Task — Within the records below, repeat each line exactly but keep every picture out of the copy.

»»

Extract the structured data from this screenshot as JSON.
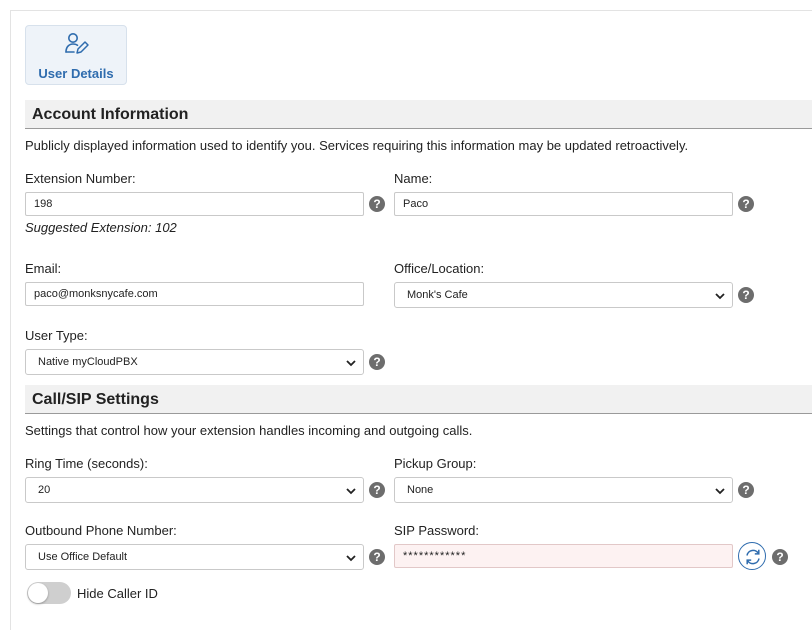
{
  "tab": {
    "label": "User Details",
    "icon": "user-edit-icon"
  },
  "account": {
    "title": "Account Information",
    "description": "Publicly displayed information used to identify you. Services requiring this information may be updated retroactively.",
    "extension_label": "Extension Number:",
    "extension_value": "198",
    "suggested": "Suggested Extension: 102",
    "name_label": "Name:",
    "name_value": "Paco",
    "email_label": "Email:",
    "email_value": "paco@monksnycafe.com",
    "office_label": "Office/Location:",
    "office_value": "Monk's Cafe",
    "user_type_label": "User Type:",
    "user_type_value": "Native myCloudPBX"
  },
  "call_sip": {
    "title": "Call/SIP Settings",
    "description": "Settings that control how your extension handles incoming and outgoing calls.",
    "ring_time_label": "Ring Time (seconds):",
    "ring_time_value": "20",
    "pickup_label": "Pickup Group:",
    "pickup_value": "None",
    "outbound_label": "Outbound Phone Number:",
    "outbound_value": "Use Office Default",
    "sip_label": "SIP Password:",
    "sip_value": "************",
    "hide_caller_label": "Hide Caller ID",
    "hide_caller_on": false
  },
  "help_glyph": "?",
  "colors": {
    "accent": "#2f6cae",
    "help": "#6d6d6d",
    "toggle_off": "#cfcfcf",
    "password_bg": "#fdf2f2"
  }
}
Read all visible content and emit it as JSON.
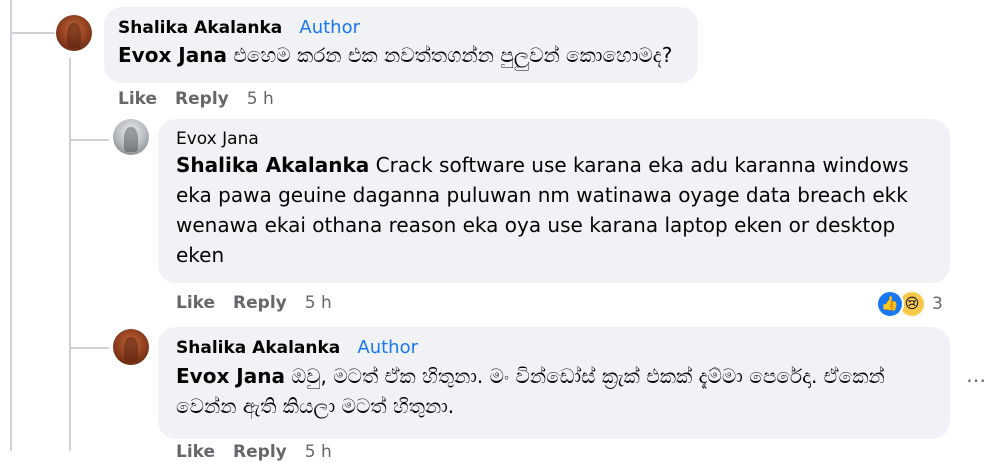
{
  "comments": [
    {
      "author": "Shalika Akalanka",
      "badge": "Author",
      "mention": "Evox Jana",
      "text": " එහෙම කරන එක නවත්තගන්න පුලුවන් කොහොමද?",
      "actions": {
        "like": "Like",
        "reply": "Reply",
        "time": "5 h"
      }
    },
    {
      "author": "Evox Jana",
      "mention": "Shalika Akalanka",
      "text": " Crack software use karana eka adu karanna windows eka pawa geuine daganna puluwan nm watinawa oyage data breach ekk wenawa ekai othana reason eka oya use karana laptop eken or desktop eken",
      "actions": {
        "like": "Like",
        "reply": "Reply",
        "time": "5 h"
      },
      "reactions": {
        "icons": [
          "like-icon",
          "sad-icon"
        ],
        "count": "3"
      }
    },
    {
      "author": "Shalika Akalanka",
      "badge": "Author",
      "mention": "Evox Jana",
      "line1": " ඔවු, මටත් ඒක හිතුනා. මං වින්ඩෝස් ක්‍රැක් එකක් දැම්මා පෙරේදා. ඒකෙන්",
      "line2": "වෙන්න ඇති කියලා මටත් හිතුනා.",
      "actions": {
        "like": "Like",
        "reply": "Reply",
        "time": "5 h"
      }
    }
  ],
  "colors": {
    "bubble": "#f0f2f5",
    "author_badge": "#1877f2",
    "meta": "#65676b",
    "thread_line": "#cfd2d6"
  }
}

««

Completed exercise —
Extract the structured data from this screenshot as JSON.
{
  "tab": {
    "label": "User Details",
    "icon": "user-edit-icon"
  },
  "account": {
    "title": "Account Information",
    "description": "Publicly displayed information used to identify you. Services requiring this information may be updated retroactively.",
    "extension_label": "Extension Number:",
    "extension_value": "198",
    "suggested": "Suggested Extension: 102",
    "name_label": "Name:",
    "name_value": "Paco",
    "email_label": "Email:",
    "email_value": "paco@monksnycafe.com",
    "office_label": "Office/Location:",
    "office_value": "Monk's Cafe",
    "user_type_label": "User Type:",
    "user_type_value": "Native myCloudPBX"
  },
  "call_sip": {
    "title": "Call/SIP Settings",
    "description": "Settings that control how your extension handles incoming and outgoing calls.",
    "ring_time_label": "Ring Time (seconds):",
    "ring_time_value": "20",
    "pickup_label": "Pickup Group:",
    "pickup_value": "None",
    "outbound_label": "Outbound Phone Number:",
    "outbound_value": "Use Office Default",
    "sip_label": "SIP Password:",
    "sip_value": "************",
    "hide_caller_label": "Hide Caller ID",
    "hide_caller_on": false
  },
  "help_glyph": "?",
  "colors": {
    "accent": "#2f6cae",
    "help": "#6d6d6d",
    "toggle_off": "#cfcfcf",
    "password_bg": "#fdf2f2"
  }
}
Read all visible content and emit it as JSON.
{
  "comments": [
    {
      "author": "Shalika Akalanka",
      "badge": "Author",
      "mention": "Evox Jana",
      "text": " එහෙම කරන එක නවත්තගන්න පුලුවන් කොහොමද?",
      "actions": {
        "like": "Like",
        "reply": "Reply",
        "time": "5 h"
      }
    },
    {
      "author": "Evox Jana",
      "mention": "Shalika Akalanka",
      "text": " Crack software use karana eka adu karanna windows eka pawa geuine daganna puluwan nm watinawa oyage data breach ekk wenawa ekai othana reason eka oya use karana laptop eken or desktop eken",
      "actions": {
        "like": "Like",
        "reply": "Reply",
        "time": "5 h"
      },
      "reactions": {
        "icons": [
          "like-icon",
          "sad-icon"
        ],
        "count": "3"
      }
    },
    {
      "author": "Shalika Akalanka",
      "badge": "Author",
      "mention": "Evox Jana",
      "line1": " ඔවු, මටත් ඒක හිතුනා. මං වින්ඩෝස් ක්‍රැක් එකක් දැම්මා පෙරේදා. ඒකෙන්",
      "line2": "වෙන්න ඇති කියලා මටත් හිතුනා.",
      "actions": {
        "like": "Like",
        "reply": "Reply",
        "time": "5 h"
      }
    }
  ],
  "colors": {
    "bubble": "#f0f2f5",
    "author_badge": "#1877f2",
    "meta": "#65676b",
    "thread_line": "#cfd2d6"
  }
}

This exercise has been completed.